Rising spring temperatures along the east coast lead swarms of offshore flounders towards shallow coastal waters. If you want to catch this rather unusual looking species, spring and summer are the two best times of the year to do so.
Learning how to fish flounder from a shoreline, pier, or coastal boat can be easy. As with most other fish, it really comes down to finding the right spots, having the right gear, and putting the right bait on your line.
Use these five simple flounder fishing tips to make your first flatfish mission a success.
- Look for fishing spots near passes, bays, bridges, piers, and docks where there is plenty of tidal movement and bait fishing activity. On the bottom is a flounder that cleverly camouflages itself to ambush any prey that is brought in with the current.

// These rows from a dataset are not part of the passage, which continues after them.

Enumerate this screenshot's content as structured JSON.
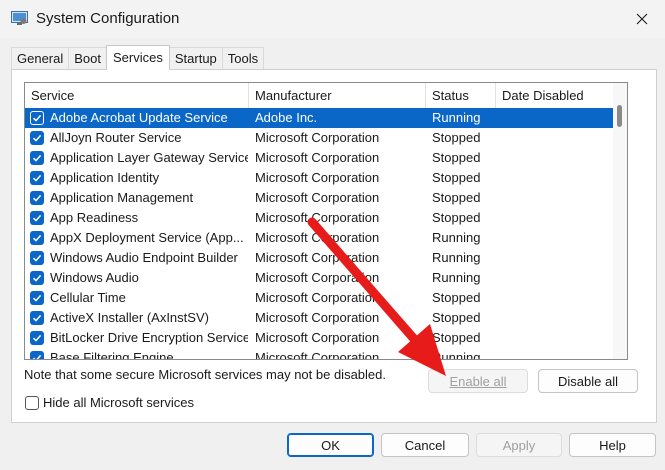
{
  "window": {
    "title": "System Configuration"
  },
  "tabs": [
    {
      "label": "General"
    },
    {
      "label": "Boot"
    },
    {
      "label": "Services",
      "active": true
    },
    {
      "label": "Startup"
    },
    {
      "label": "Tools"
    }
  ],
  "columns": {
    "service": "Service",
    "manufacturer": "Manufacturer",
    "status": "Status",
    "date_disabled": "Date Disabled"
  },
  "services": [
    {
      "name": "Adobe Acrobat Update Service",
      "manufacturer": "Adobe Inc.",
      "status": "Running",
      "date": "",
      "checked": true,
      "selected": true
    },
    {
      "name": "AllJoyn Router Service",
      "manufacturer": "Microsoft Corporation",
      "status": "Stopped",
      "date": "",
      "checked": true
    },
    {
      "name": "Application Layer Gateway Service",
      "manufacturer": "Microsoft Corporation",
      "status": "Stopped",
      "date": "",
      "checked": true
    },
    {
      "name": "Application Identity",
      "manufacturer": "Microsoft Corporation",
      "status": "Stopped",
      "date": "",
      "checked": true
    },
    {
      "name": "Application Management",
      "manufacturer": "Microsoft Corporation",
      "status": "Stopped",
      "date": "",
      "checked": true
    },
    {
      "name": "App Readiness",
      "manufacturer": "Microsoft Corporation",
      "status": "Stopped",
      "date": "",
      "checked": true
    },
    {
      "name": "AppX Deployment Service (App...",
      "manufacturer": "Microsoft Corporation",
      "status": "Running",
      "date": "",
      "checked": true
    },
    {
      "name": "Windows Audio Endpoint Builder",
      "manufacturer": "Microsoft Corporation",
      "status": "Running",
      "date": "",
      "checked": true
    },
    {
      "name": "Windows Audio",
      "manufacturer": "Microsoft Corporation",
      "status": "Running",
      "date": "",
      "checked": true
    },
    {
      "name": "Cellular Time",
      "manufacturer": "Microsoft Corporation",
      "status": "Stopped",
      "date": "",
      "checked": true
    },
    {
      "name": "ActiveX Installer (AxInstSV)",
      "manufacturer": "Microsoft Corporation",
      "status": "Stopped",
      "date": "",
      "checked": true
    },
    {
      "name": "BitLocker Drive Encryption Service",
      "manufacturer": "Microsoft Corporation",
      "status": "Stopped",
      "date": "",
      "checked": true
    },
    {
      "name": "Base Filtering Engine",
      "manufacturer": "Microsoft Corporation",
      "status": "Running",
      "date": "",
      "checked": true
    }
  ],
  "note": "Note that some secure Microsoft services may not be disabled.",
  "enable_all": "Enable all",
  "disable_all": "Disable all",
  "hide_ms_label": "Hide all Microsoft services",
  "hide_ms_checked": false,
  "footer": {
    "ok": "OK",
    "cancel": "Cancel",
    "apply": "Apply",
    "help": "Help"
  },
  "colors": {
    "accent": "#0a67c8",
    "annotation_arrow": "#e81b1b"
  }
}
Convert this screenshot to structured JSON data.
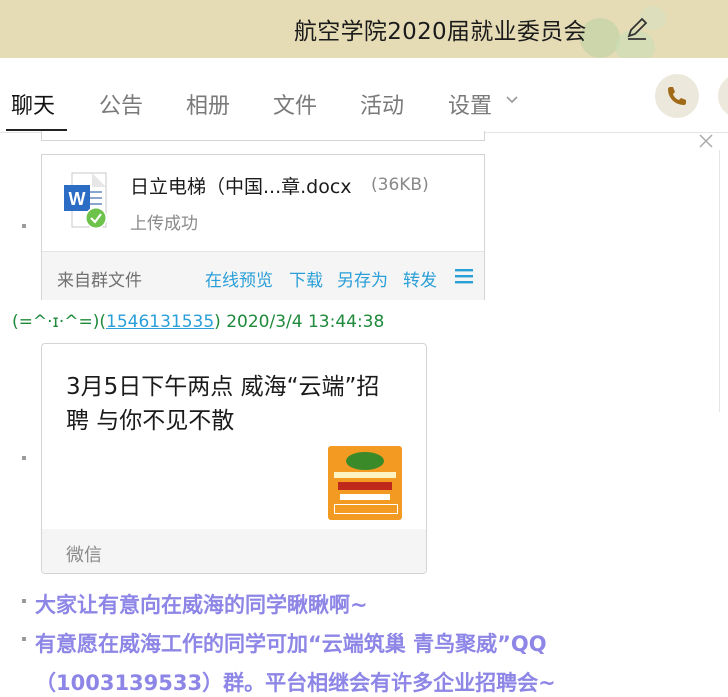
{
  "header": {
    "title": "航空学院2020届就业委员会",
    "edit_icon": "pencil-icon",
    "colors": {
      "background": "#e5dcb6"
    }
  },
  "tabs": [
    {
      "label": "聊天",
      "active": true
    },
    {
      "label": "公告",
      "active": false
    },
    {
      "label": "相册",
      "active": false
    },
    {
      "label": "文件",
      "active": false
    },
    {
      "label": "活动",
      "active": false
    },
    {
      "label": "设置",
      "active": false
    }
  ],
  "toolbar": {
    "call_icon": "phone-icon"
  },
  "file_card": {
    "name": "日立电梯（中国...章.docx",
    "size": "(36KB)",
    "status": "上传成功",
    "source": "来自群文件",
    "actions": [
      "在线预览",
      "下载",
      "另存为",
      "转发"
    ],
    "icon": "word-doc-icon"
  },
  "sender": {
    "name": "(=^·ɪ·^=)(",
    "qq": "1546131535",
    "rest": ") 2020/3/4 13:44:38"
  },
  "share_card": {
    "title": "3月5日下午两点 威海“云端”招聘 与你不见不散",
    "source": "微信"
  },
  "messages": [
    "大家让有意向在威海的同学瞅瞅啊~",
    "有意愿在威海工作的同学可加“云端筑巢 青鸟聚威”QQ",
    "（1003139533）群。平台相继会有许多企业招聘会~"
  ],
  "colors": {
    "link": "#2a9fd8",
    "sender": "#1e8a3a",
    "message": "#8d86e6"
  }
}
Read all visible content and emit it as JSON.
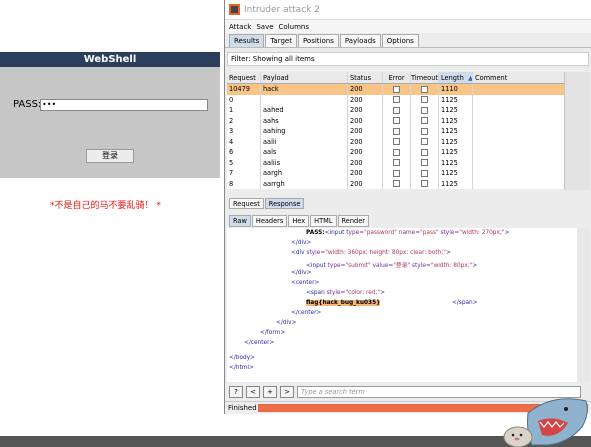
{
  "webshell": {
    "title": "WebShell",
    "pass_label": "PASS:",
    "pass_value": "•••",
    "login_button": "登录",
    "warning": "*不是自己的马不要乱骑！ *"
  },
  "burp": {
    "window_title": "Intruder attack 2",
    "menu": [
      "Attack",
      "Save",
      "Columns"
    ],
    "tabs": [
      "Results",
      "Target",
      "Positions",
      "Payloads",
      "Options"
    ],
    "filter": "Filter: Showing all items",
    "columns": [
      "Request",
      "Payload",
      "Status",
      "Error",
      "Timeout",
      "Length",
      "Comment"
    ],
    "sort_indicator": "▲",
    "rows": [
      {
        "request": "10479",
        "payload": "hack",
        "status": "200",
        "length": "1110",
        "highlight": true
      },
      {
        "request": "0",
        "payload": "",
        "status": "200",
        "length": "1125"
      },
      {
        "request": "1",
        "payload": "aahed",
        "status": "200",
        "length": "1125"
      },
      {
        "request": "2",
        "payload": "aahs",
        "status": "200",
        "length": "1125"
      },
      {
        "request": "3",
        "payload": "aahing",
        "status": "200",
        "length": "1125"
      },
      {
        "request": "4",
        "payload": "aalii",
        "status": "200",
        "length": "1125"
      },
      {
        "request": "6",
        "payload": "aals",
        "status": "200",
        "length": "1125"
      },
      {
        "request": "5",
        "payload": "aaliis",
        "status": "200",
        "length": "1125"
      },
      {
        "request": "7",
        "payload": "aargh",
        "status": "200",
        "length": "1125"
      },
      {
        "request": "8",
        "payload": "aarrgh",
        "status": "200",
        "length": "1125"
      }
    ],
    "req_res_tabs": [
      "Request",
      "Response"
    ],
    "view_tabs": [
      "Raw",
      "Headers",
      "Hex",
      "HTML",
      "Render"
    ],
    "code": {
      "l1_label": "PASS:",
      "l1_tag_open": "<input",
      "l1_attr1": " type=",
      "l1_val1": "\"password\"",
      "l1_attr2": " name=",
      "l1_val2": "\"pass\"",
      "l1_attr3": " style=",
      "l1_val3": "\"width: 270px;\"",
      "l1_tag_close": ">",
      "l2": "</div>",
      "l3_tag_open": "<div",
      "l3_attr": " style=",
      "l3_val": "\"width: 360px; height: 80px; clear: both;\"",
      "l3_tag_close": ">",
      "l4_tag_open": "<input",
      "l4_attr1": " type=",
      "l4_val1": "\"submit\"",
      "l4_attr2": " value=",
      "l4_val2": "\"登录\"",
      "l4_attr3": " style=",
      "l4_val3": "\"width: 80px;\"",
      "l4_tag_close": ">",
      "l5": "</div>",
      "l6": "<center>",
      "l7_tag_open": "<span",
      "l7_attr": " style=",
      "l7_val": "\"color: red;\"",
      "l7_tag_close": ">",
      "l8_flag": "flag{hack_bug_ku035}",
      "l8_close": "</span>",
      "l9": "</center>",
      "l10": "</div>",
      "l11": "</form>",
      "l12": "</center>",
      "l13": "</body>",
      "l14": "</html>"
    },
    "nav_buttons": [
      "?",
      "<",
      "+",
      ">"
    ],
    "search_placeholder": "Type a search term",
    "status_text": "Finished",
    "progress": 1.0
  },
  "colors": {
    "accent_orange": "#ee6f3d",
    "header_blue": "#2b3f5c",
    "warning_red": "#ee1111",
    "highlight_row": "#f8c488"
  }
}
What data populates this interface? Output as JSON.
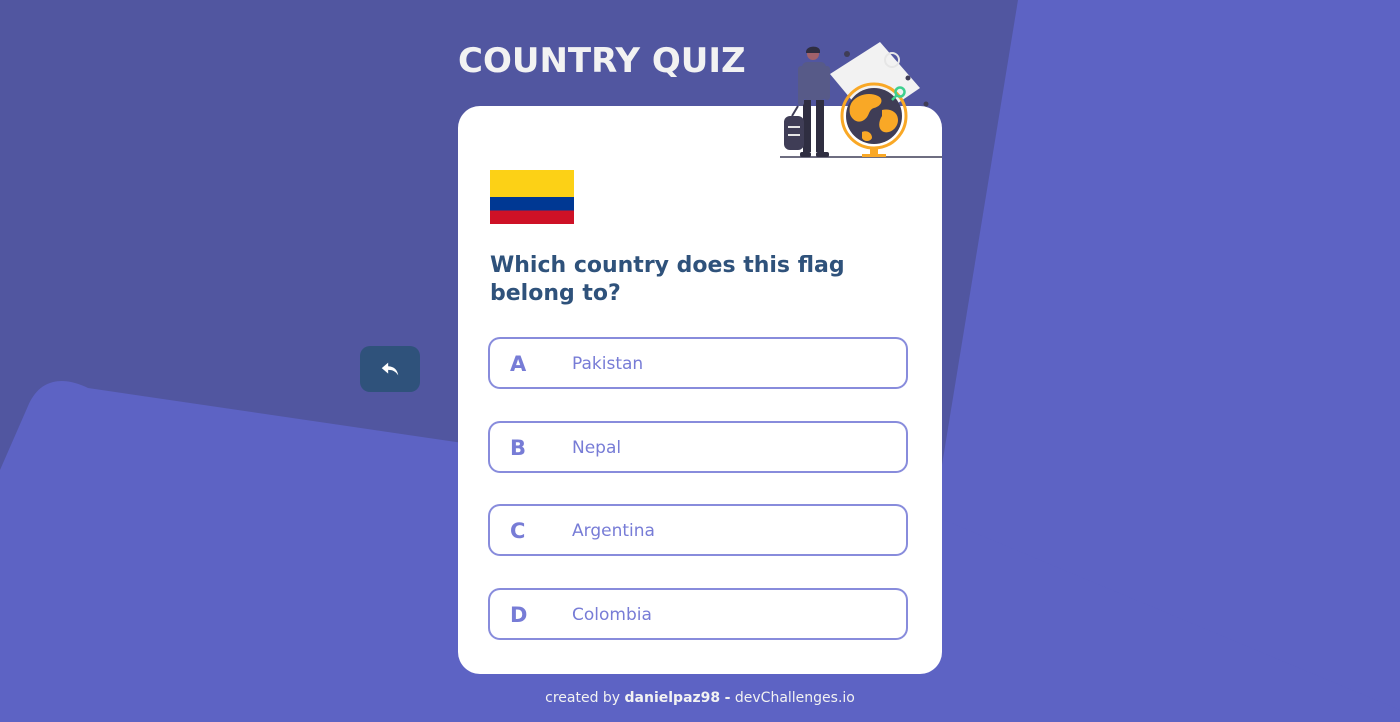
{
  "app": {
    "title": "COUNTRY QUIZ"
  },
  "colors": {
    "accent": "#6066d0",
    "question": "#2f527b",
    "background": "#5156a0",
    "flag_yellow": "#fcd116",
    "flag_blue": "#003893",
    "flag_red": "#ce1126"
  },
  "quiz": {
    "question": "Which country does this flag belong to?",
    "flag_icon": "colombia-flag-icon",
    "answers": [
      {
        "letter": "A",
        "text": "Pakistan"
      },
      {
        "letter": "B",
        "text": "Nepal"
      },
      {
        "letter": "C",
        "text": "Argentina"
      },
      {
        "letter": "D",
        "text": "Colombia"
      }
    ]
  },
  "nav": {
    "back_icon": "reply-arrow-icon"
  },
  "footer": {
    "prefix": "created by",
    "author": "danielpaz98",
    "separator": "-",
    "site": "devChallenges.io"
  }
}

- Use a 7 foot medium to medium weight saltwater rod tied with 10 to 15 pound braided line, a 20 pound fluorocarbon leader, and a fish finder rig (also known as a Carolina rig) with a 1 / 0 to 2/0 circle hook. The fish finder rig, or Carolina rig, is one of the best flounder fishing tackle because it ricochets off the bottom when it moves with the current.
- Upgrade your hook with a live baitfish (like finger barbel or scaly sardines) for the best chance of getting flounder to bite.
- A good technique for learning how to fish flounder is to slowly pull or push the rig along the bottom. Be sure to keep in touch with your lead and watch out for any punches or extra heaviness (flounder are not aggressive strikers).
- One of the most important tips for flounder fishing is not to reel in too quickly and hook the hook when you feel a bite. Take a few seconds to make sure the flounder has completely put the bait in its mouth before you start reeling. Flounder has been known to “muzzle” or adjust bait before consumption.
Whether you’re fishing from a boat or learning how to fish for flounder from the coast, read the saltwater fishing regulations and obtain a fishing license before you set off.